▶ _Your assignment_:
Search the records for "true". Report every line where it occurs.

▶ _Records for this task_:
........
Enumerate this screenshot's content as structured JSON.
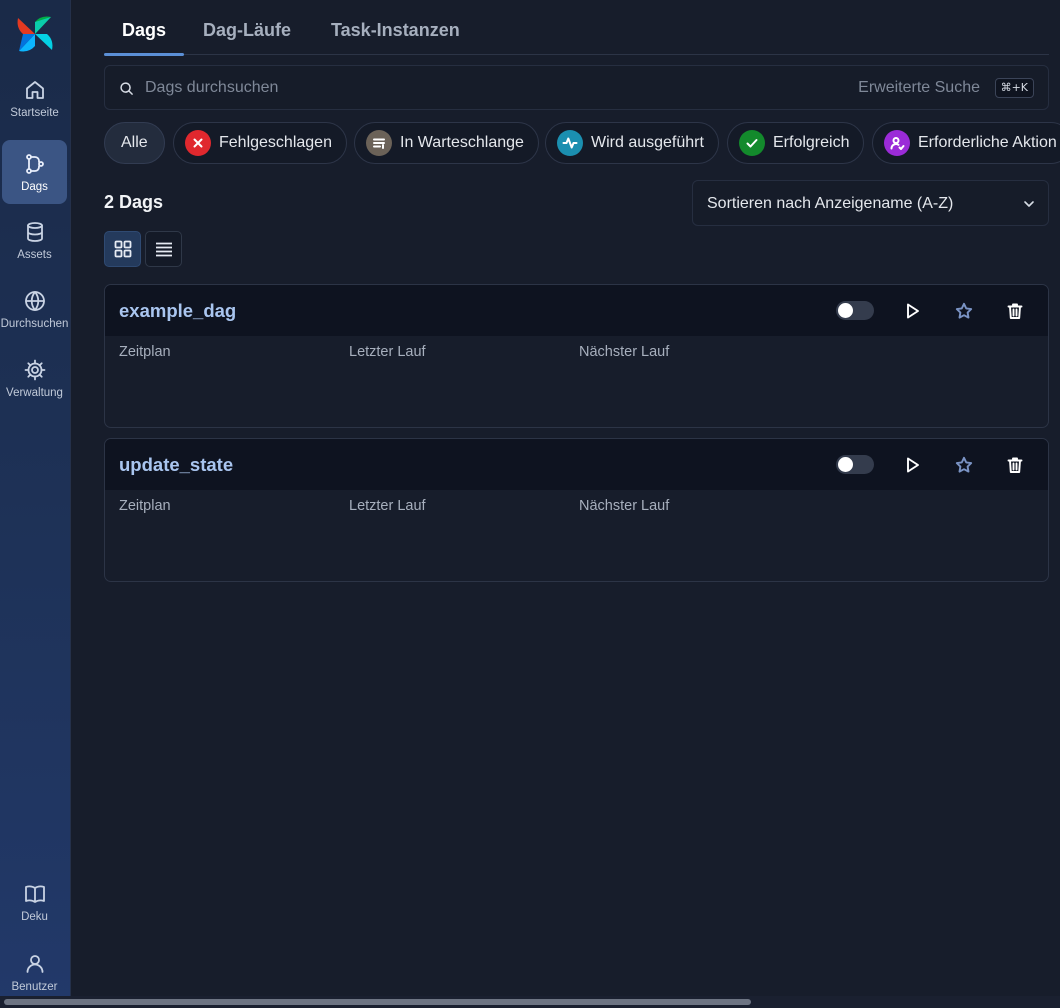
{
  "sidebar": {
    "items": [
      {
        "label": "Startseite",
        "icon": "home-icon"
      },
      {
        "label": "Dags",
        "icon": "dag-icon",
        "active": true
      },
      {
        "label": "Assets",
        "icon": "database-icon"
      },
      {
        "label": "Durchsuchen",
        "icon": "globe-icon"
      },
      {
        "label": "Verwaltung",
        "icon": "gear-icon"
      }
    ],
    "bottom_items": [
      {
        "label": "Deku",
        "icon": "book-icon"
      },
      {
        "label": "Benutzer",
        "icon": "user-icon"
      }
    ]
  },
  "tabs": [
    "Dags",
    "Dag-Läufe",
    "Task-Instanzen"
  ],
  "search": {
    "placeholder": "Dags durchsuchen",
    "value": "",
    "advanced_label": "Erweiterte Suche",
    "shortcut": "⌘+K"
  },
  "filters": [
    {
      "label": "Alle",
      "active": true
    },
    {
      "label": "Fehlgeschlagen",
      "icon": "x-icon",
      "color": "#e0282e"
    },
    {
      "label": "In Warteschlange",
      "icon": "queue-icon",
      "color": "#6b6258"
    },
    {
      "label": "Wird ausgeführt",
      "icon": "activity-icon",
      "color": "#1b8fb0"
    },
    {
      "label": "Erfolgreich",
      "icon": "check-icon",
      "color": "#138a2c"
    },
    {
      "label": "Erforderliche Aktion",
      "icon": "user-action-icon",
      "color": "#9b2bd8"
    }
  ],
  "dag_count": "2 Dags",
  "sort": {
    "label": "Sortieren nach Anzeigename (A-Z)"
  },
  "dags": [
    {
      "name": "example_dag",
      "schedule_label": "Zeitplan",
      "last_run_label": "Letzter Lauf",
      "next_run_label": "Nächster Lauf",
      "paused": true
    },
    {
      "name": "update_state",
      "schedule_label": "Zeitplan",
      "last_run_label": "Letzter Lauf",
      "next_run_label": "Nächster Lauf",
      "paused": true
    }
  ],
  "colors": {
    "accent": "#5b8fd6",
    "dag_title": "#a9c5ef",
    "background": "#171d2b"
  }
}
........
▶ _Solution for this task_:
        "active": true
      "active": true
      "paused": true
      "paused": true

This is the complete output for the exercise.